**What is expected**
Take from the material every line containing the string "Classification" and copy it.
----- Entries supplied -----
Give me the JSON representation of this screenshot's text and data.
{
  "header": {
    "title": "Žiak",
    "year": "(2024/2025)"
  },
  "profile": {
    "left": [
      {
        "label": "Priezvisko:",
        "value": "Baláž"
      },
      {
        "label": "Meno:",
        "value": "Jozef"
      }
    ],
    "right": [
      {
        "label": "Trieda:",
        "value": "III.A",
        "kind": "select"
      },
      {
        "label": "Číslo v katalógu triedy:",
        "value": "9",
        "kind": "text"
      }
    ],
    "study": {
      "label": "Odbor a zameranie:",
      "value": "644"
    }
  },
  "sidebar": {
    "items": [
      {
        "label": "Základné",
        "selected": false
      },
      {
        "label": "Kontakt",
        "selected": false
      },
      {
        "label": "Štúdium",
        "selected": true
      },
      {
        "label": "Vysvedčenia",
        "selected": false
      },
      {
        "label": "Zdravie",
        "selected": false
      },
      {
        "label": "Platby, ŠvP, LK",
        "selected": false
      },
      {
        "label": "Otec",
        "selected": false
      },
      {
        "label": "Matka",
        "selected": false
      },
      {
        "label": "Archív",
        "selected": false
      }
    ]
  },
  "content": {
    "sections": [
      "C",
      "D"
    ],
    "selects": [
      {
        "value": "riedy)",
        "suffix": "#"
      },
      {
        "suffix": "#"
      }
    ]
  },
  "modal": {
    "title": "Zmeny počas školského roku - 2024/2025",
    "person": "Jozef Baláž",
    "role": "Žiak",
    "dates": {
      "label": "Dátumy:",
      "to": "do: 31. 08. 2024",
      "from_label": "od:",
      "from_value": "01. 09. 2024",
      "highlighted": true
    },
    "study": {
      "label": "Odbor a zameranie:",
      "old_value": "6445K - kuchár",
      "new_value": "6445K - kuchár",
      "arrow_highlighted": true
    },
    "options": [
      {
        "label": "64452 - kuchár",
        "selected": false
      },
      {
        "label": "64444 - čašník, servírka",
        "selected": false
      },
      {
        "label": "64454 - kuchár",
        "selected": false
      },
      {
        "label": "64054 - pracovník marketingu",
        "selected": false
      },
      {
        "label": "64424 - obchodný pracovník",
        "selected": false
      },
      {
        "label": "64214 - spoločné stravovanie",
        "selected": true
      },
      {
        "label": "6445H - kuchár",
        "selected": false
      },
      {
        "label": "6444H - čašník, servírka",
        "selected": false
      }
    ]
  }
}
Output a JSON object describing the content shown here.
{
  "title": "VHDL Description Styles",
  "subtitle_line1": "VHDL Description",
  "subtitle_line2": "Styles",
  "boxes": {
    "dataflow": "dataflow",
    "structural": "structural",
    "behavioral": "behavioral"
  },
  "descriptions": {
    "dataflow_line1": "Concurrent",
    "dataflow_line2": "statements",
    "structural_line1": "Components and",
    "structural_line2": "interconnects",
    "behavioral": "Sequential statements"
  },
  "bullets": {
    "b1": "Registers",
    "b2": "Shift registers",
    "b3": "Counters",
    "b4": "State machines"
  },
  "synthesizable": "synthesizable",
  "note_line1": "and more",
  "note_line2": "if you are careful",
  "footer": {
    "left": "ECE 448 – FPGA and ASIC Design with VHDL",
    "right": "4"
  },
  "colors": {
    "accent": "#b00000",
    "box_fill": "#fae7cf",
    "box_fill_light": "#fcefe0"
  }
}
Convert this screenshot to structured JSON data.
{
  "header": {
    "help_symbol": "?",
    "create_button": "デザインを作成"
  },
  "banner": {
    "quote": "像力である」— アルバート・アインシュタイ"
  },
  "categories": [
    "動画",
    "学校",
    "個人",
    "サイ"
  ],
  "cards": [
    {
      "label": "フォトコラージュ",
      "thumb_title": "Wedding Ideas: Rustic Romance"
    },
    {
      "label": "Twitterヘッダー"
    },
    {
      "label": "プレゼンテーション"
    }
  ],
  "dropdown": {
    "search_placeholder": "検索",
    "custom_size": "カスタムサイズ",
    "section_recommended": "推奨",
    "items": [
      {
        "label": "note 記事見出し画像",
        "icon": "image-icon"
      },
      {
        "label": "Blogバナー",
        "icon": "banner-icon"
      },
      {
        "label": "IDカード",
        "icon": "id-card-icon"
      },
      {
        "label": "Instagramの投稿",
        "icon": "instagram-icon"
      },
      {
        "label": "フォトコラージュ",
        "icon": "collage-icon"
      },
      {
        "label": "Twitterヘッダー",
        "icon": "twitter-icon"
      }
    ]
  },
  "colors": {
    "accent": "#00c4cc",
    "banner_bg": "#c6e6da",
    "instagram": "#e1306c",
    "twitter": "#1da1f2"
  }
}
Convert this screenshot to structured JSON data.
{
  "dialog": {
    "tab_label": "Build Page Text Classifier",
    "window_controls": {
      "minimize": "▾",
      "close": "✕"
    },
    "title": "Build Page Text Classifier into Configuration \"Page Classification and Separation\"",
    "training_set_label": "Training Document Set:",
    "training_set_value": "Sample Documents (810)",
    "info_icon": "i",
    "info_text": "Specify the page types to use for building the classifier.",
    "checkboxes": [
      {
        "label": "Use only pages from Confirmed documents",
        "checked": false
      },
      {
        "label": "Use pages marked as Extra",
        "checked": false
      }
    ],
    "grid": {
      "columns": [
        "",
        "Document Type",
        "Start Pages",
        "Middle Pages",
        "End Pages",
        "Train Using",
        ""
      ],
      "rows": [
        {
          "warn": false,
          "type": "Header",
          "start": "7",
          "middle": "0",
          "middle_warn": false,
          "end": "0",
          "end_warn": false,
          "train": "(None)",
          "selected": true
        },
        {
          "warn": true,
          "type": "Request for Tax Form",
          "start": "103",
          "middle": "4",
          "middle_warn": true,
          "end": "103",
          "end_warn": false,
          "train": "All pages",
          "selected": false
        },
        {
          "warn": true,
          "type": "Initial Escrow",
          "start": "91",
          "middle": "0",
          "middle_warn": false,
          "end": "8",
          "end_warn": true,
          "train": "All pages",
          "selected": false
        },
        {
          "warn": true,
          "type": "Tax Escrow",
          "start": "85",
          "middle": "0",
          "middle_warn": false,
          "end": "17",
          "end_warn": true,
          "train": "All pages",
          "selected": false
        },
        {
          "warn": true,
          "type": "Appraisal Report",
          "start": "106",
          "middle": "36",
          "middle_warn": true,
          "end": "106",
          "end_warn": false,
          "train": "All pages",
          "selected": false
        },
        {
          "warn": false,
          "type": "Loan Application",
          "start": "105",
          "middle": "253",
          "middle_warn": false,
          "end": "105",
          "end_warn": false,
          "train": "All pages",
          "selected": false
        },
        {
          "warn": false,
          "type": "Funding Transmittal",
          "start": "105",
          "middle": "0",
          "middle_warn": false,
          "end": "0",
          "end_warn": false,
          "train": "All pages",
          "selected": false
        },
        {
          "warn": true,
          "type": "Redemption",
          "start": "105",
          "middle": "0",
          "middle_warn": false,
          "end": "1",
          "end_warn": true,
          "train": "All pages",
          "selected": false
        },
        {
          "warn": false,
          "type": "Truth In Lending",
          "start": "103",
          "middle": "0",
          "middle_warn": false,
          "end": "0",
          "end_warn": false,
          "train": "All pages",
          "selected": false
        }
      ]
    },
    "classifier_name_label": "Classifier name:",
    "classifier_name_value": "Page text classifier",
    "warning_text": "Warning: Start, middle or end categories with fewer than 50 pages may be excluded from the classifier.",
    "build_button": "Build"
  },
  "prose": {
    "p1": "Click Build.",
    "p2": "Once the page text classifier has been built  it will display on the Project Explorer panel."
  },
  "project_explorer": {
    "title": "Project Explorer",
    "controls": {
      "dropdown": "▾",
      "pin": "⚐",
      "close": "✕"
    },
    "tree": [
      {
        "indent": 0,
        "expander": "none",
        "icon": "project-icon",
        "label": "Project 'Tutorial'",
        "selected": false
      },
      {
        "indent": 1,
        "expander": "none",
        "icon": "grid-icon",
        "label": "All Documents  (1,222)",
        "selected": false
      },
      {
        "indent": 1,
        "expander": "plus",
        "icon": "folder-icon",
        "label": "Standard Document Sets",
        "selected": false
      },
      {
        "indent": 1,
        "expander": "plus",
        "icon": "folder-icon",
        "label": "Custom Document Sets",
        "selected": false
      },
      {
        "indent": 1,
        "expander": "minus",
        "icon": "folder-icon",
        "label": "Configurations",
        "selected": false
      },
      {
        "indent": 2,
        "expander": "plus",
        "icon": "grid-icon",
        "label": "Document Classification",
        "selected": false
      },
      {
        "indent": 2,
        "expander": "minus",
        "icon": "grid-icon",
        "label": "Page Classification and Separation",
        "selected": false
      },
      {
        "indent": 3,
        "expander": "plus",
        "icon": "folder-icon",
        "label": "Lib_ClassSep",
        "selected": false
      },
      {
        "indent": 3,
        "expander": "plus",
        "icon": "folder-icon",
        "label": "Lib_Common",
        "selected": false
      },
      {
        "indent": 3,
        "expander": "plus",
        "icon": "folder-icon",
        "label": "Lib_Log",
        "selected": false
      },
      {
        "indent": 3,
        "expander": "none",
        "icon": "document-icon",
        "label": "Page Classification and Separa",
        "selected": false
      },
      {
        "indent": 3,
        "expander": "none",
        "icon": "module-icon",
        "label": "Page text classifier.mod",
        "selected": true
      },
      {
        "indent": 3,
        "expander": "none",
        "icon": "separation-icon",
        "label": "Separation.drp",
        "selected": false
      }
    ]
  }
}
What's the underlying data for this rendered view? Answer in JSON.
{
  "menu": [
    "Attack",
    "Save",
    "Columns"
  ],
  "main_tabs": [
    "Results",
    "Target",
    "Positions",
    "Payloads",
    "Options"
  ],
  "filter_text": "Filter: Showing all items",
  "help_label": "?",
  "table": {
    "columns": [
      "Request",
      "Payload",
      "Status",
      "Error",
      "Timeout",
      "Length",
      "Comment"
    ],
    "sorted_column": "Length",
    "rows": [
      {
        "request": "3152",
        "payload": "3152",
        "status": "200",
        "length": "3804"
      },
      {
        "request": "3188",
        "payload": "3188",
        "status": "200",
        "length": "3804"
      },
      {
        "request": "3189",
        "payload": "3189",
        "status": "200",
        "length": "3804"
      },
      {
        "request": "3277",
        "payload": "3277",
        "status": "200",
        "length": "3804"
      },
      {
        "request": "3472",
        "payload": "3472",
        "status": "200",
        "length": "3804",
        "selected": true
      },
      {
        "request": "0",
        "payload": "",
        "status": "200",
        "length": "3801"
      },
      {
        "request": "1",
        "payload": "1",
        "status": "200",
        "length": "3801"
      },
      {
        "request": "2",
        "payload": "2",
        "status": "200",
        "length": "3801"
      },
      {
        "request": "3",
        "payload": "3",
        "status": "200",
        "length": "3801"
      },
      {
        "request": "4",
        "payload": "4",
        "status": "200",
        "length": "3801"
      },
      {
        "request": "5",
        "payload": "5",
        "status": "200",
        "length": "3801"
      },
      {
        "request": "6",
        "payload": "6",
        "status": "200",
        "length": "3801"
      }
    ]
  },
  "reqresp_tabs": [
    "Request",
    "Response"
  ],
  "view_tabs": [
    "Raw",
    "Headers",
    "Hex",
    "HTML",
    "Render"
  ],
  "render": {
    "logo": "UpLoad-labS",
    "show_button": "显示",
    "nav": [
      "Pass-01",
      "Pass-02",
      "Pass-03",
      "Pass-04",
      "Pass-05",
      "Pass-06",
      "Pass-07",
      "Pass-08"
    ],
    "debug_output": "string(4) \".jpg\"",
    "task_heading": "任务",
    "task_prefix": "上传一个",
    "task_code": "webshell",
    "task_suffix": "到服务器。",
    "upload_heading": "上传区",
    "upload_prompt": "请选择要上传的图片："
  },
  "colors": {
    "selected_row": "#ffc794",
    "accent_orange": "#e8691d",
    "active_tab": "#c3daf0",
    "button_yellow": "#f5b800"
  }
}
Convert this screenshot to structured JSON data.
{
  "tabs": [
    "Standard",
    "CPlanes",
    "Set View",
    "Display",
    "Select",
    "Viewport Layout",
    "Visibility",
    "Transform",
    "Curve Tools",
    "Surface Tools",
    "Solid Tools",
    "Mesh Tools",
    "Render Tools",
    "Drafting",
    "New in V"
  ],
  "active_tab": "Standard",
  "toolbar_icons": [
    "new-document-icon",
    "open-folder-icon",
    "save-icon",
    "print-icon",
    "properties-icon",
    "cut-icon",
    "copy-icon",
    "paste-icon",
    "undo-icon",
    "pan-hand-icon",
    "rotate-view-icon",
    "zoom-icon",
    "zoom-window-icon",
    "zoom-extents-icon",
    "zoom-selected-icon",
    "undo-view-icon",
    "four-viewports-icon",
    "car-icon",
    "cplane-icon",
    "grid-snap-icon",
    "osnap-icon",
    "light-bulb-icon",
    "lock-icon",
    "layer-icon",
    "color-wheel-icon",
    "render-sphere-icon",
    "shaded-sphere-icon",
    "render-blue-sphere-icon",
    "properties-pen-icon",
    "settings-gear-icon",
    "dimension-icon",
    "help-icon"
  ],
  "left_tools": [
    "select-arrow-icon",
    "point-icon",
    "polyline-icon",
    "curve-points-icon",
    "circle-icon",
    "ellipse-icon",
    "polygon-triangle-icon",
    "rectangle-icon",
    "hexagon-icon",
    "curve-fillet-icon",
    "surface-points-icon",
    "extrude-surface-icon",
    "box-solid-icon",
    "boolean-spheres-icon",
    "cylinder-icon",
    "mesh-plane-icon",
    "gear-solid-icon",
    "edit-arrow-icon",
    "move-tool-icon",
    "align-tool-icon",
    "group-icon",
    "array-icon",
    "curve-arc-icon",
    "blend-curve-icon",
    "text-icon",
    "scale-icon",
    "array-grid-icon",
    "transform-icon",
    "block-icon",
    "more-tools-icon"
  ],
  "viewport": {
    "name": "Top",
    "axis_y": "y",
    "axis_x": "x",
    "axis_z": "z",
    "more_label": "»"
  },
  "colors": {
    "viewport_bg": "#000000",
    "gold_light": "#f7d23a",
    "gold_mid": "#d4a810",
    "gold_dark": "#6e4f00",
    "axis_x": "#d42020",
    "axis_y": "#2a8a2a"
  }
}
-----
**Finished task**
    "title": "Build Page Text Classifier into Configuration \"Page Classification and Separation\"",
        "label": "Document Classification",
        "label": "Page Classification and Separation",
        "label": "Page Classification and Separa",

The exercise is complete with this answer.